A symbol of hope that united people in their remembrance, the humble poppy turns 100 years old in 2021. Each November, boxes of poppies are placed on counter tops and adorned over our hearts to help raise money to support legions, veteran housing, and provide veteran jobs. 650,000 Canadian men and women served during the First World War. Those who were blessed enough to come home struggled to find work, support their families, and understand the mental health issues that plagued them. The sale of poppies across the U.K, Canada, and the U.S.A. play an important role in providing much needed services for veterans of all wars through the past several decades.

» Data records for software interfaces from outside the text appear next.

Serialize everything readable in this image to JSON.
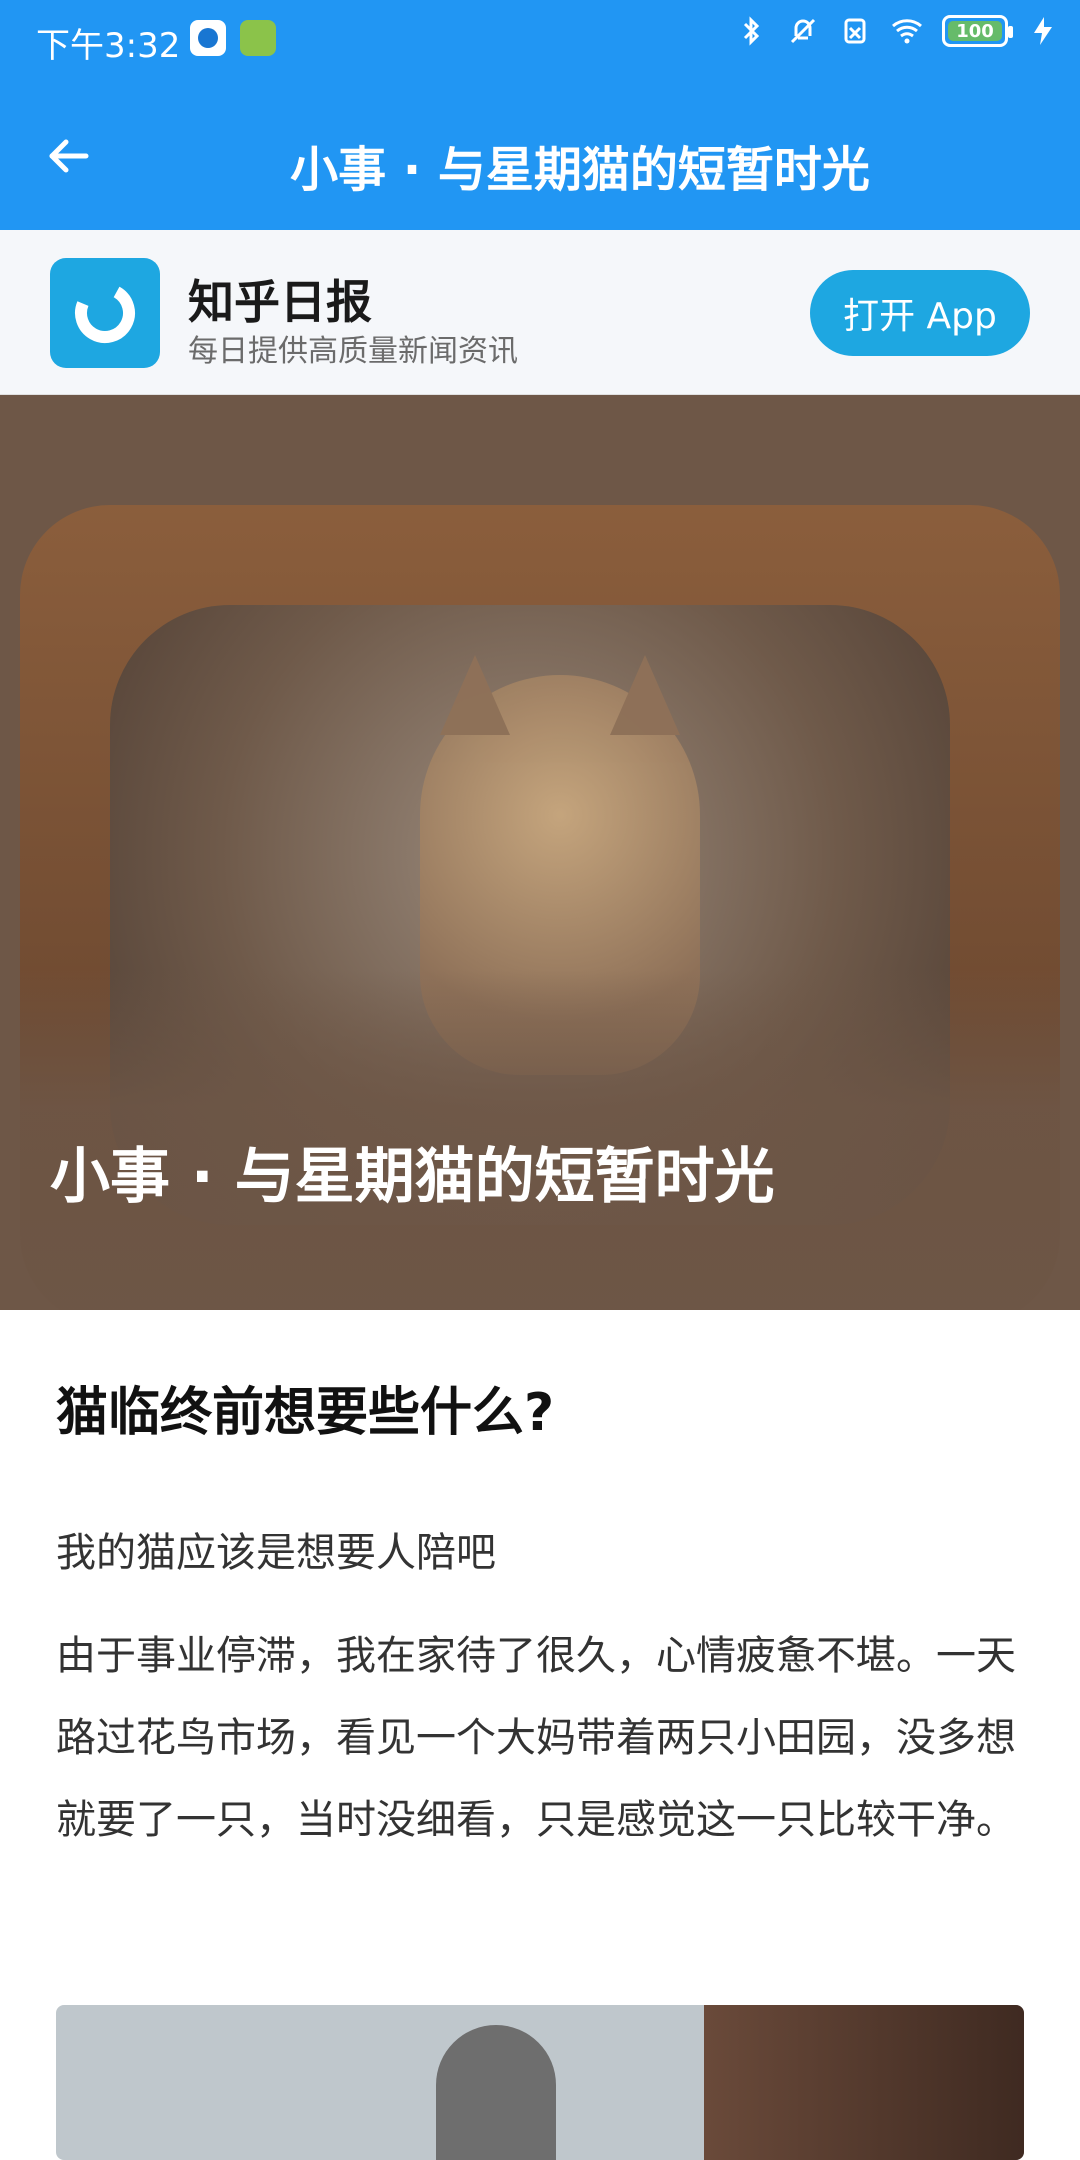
{
  "status_bar": {
    "time": "下午3:32",
    "battery_level": "100"
  },
  "header": {
    "title": "小事 · 与星期猫的短暂时光"
  },
  "banner": {
    "app_name": "知乎日报",
    "app_desc": "每日提供高质量新闻资讯",
    "open_label": "打开 App"
  },
  "hero": {
    "title": "小事 · 与星期猫的短暂时光"
  },
  "article": {
    "question_title": "猫临终前想要些什么?",
    "subhead": "我的猫应该是想要人陪吧",
    "paragraph": "由于事业停滞，我在家待了很久，心情疲惫不堪。一天路过花鸟市场，看见一个大妈带着两只小田园，没多想就要了一只，当时没细看，只是感觉这一只比较干净。"
  },
  "colors": {
    "top_bar": "#2196f3",
    "brand": "#1ea7e1"
  },
  "icons": [
    "back-arrow-icon",
    "bluetooth-icon",
    "mute-icon",
    "sim-icon",
    "wifi-icon",
    "battery-icon",
    "charging-icon"
  ]
}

The Great War was brutal on humanity and on the pitted landscape of Europe. Amongst this darkness grew a bright, simple flower, the poppy. The sight of these flowers inspired the famous poem “In Flanders Fields”, written by Lieutenant-Colonel John McCrae.
In Flanders Fields
In Flanders fields the poppies blow
Between the crosses, row on row,
That mark our place; and in the sky
The larks, still bravely singing, fly
Scarce heard amid the guns below.
We are the Dead. Short days ago
We lived, felt dawn, saw sunset glow,
Loved and were loved, and now we lie
In Flanders fields.
Take up our quarrel with the foe:
To you from failing hands we throw
The torch; be yours to hold it high.
If ye break faith with us who die
We shall not sleep, though poppies grow
In Flanders fields.
Lieutenant-Colonel John McCrae
~ May 3, 1915
(As published in Punch Magazine, December 8, 1915)
Poppy Lady Madame Guérin. Wichita Daily Eagle, Kansas, 12 June 1918.
Many people and organizations came together to make the poppy, the symbol of remembrance. One of the most notable is Anna Guérin, a teacher from France. When war broke out in France, she fled with her daughters to the U.S. where she promoted Poppy Day in several states before traveling to London to do the same. Her campaign raised money for destitute soldiers returning home from war. Anna ensured the poppies supported the widowed women and children of soldiers by giving them work hand making poppies. She personally funded 1 million poppies and over 9 million sold the first year. Her contributions to the lives of veterans and their families over the past 100 years is immeasurable.
While the poppy is a symbol shared by Canada, the U.S. and Britain. Each country has their own unique version.
Come to the Musée Héritage Museum to pick up a Remembrance Day Poppy Craft Bag or try one of these 10 poppy crafts at home